• **Problem**: What lines in the listing include "Элементы"? Return a copy of each.

• **Extracted material**:
----------
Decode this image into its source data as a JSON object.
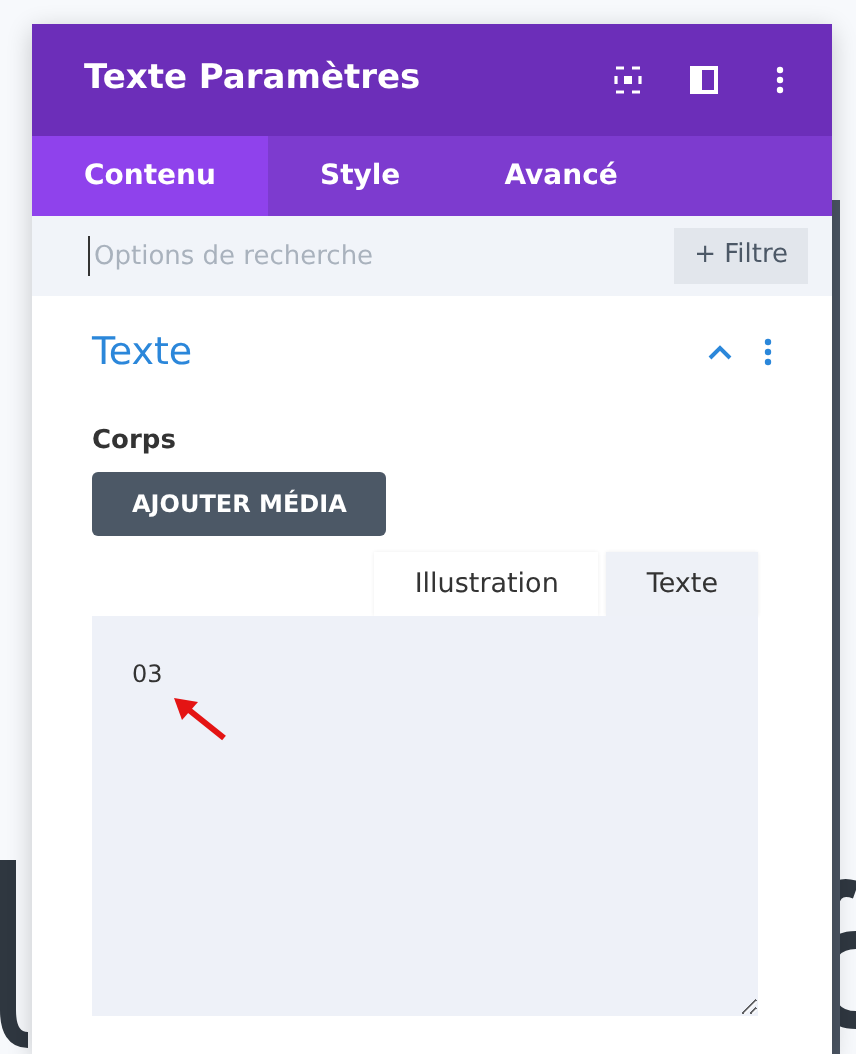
{
  "modal": {
    "title": "Texte Paramètres"
  },
  "tabs": [
    {
      "label": "Contenu",
      "selected": true
    },
    {
      "label": "Style",
      "selected": false
    },
    {
      "label": "Avancé",
      "selected": false
    }
  ],
  "search": {
    "placeholder": "Options de recherche",
    "filter_label": "+ Filtre"
  },
  "section": {
    "title": "Texte",
    "expanded": true,
    "field_label": "Corps",
    "media_button": "AJOUTER MÉDIA",
    "editor_tabs": [
      {
        "label": "Illustration",
        "selected": false
      },
      {
        "label": "Texte",
        "selected": true
      }
    ],
    "editor_value": "03"
  }
}
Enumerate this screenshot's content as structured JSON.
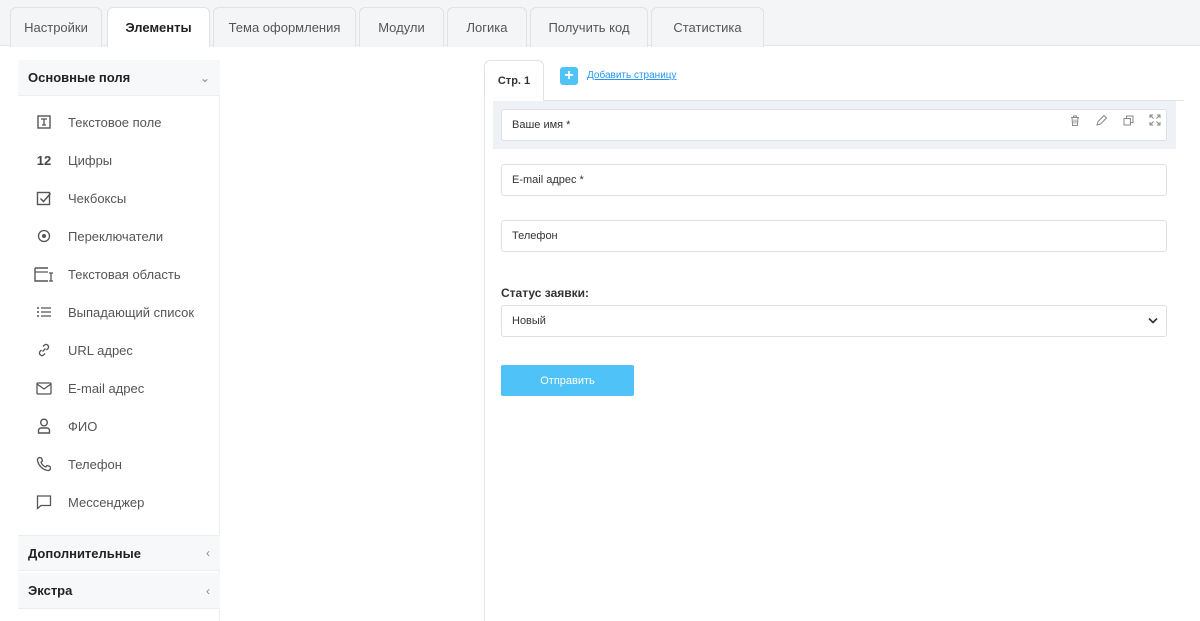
{
  "top_tabs": [
    {
      "label": "Настройки"
    },
    {
      "label": "Элементы"
    },
    {
      "label": "Тема оформления"
    },
    {
      "label": "Модули"
    },
    {
      "label": "Логика"
    },
    {
      "label": "Получить код"
    },
    {
      "label": "Статистика"
    }
  ],
  "active_tab": "Элементы",
  "sidebar": {
    "basic_title": "Основные поля",
    "items": [
      {
        "label": "Текстовое поле",
        "icon": "text-field-icon"
      },
      {
        "label": "Цифры",
        "icon": "numbers-icon",
        "icon_text": "12"
      },
      {
        "label": "Чекбоксы",
        "icon": "checkbox-icon"
      },
      {
        "label": "Переключатели",
        "icon": "radio-icon"
      },
      {
        "label": "Текстовая область",
        "icon": "textarea-icon"
      },
      {
        "label": "Выпадающий список",
        "icon": "list-icon"
      },
      {
        "label": "URL адрес",
        "icon": "link-icon"
      },
      {
        "label": "E-mail адрес",
        "icon": "envelope-icon"
      },
      {
        "label": "ФИО",
        "icon": "user-icon"
      },
      {
        "label": "Телефон",
        "icon": "phone-icon"
      },
      {
        "label": "Мессенджер",
        "icon": "chat-icon"
      }
    ],
    "extra_title": "Дополнительные",
    "extra2_title": "Экстра"
  },
  "pages": {
    "current_tab": "Стр. 1",
    "add_page": "Добавить страницу"
  },
  "form": {
    "name_placeholder": "Ваше имя *",
    "email_placeholder": "E-mail адрес *",
    "phone_placeholder": "Телефон",
    "status_label": "Статус заявки:",
    "status_value": "Новый",
    "submit_label": "Отправить"
  },
  "colors": {
    "accent": "#4fc3f7",
    "link": "#2196f3"
  }
}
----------
• **Reply**:
      "label": "Элементы"
  "active_tab": "Элементы",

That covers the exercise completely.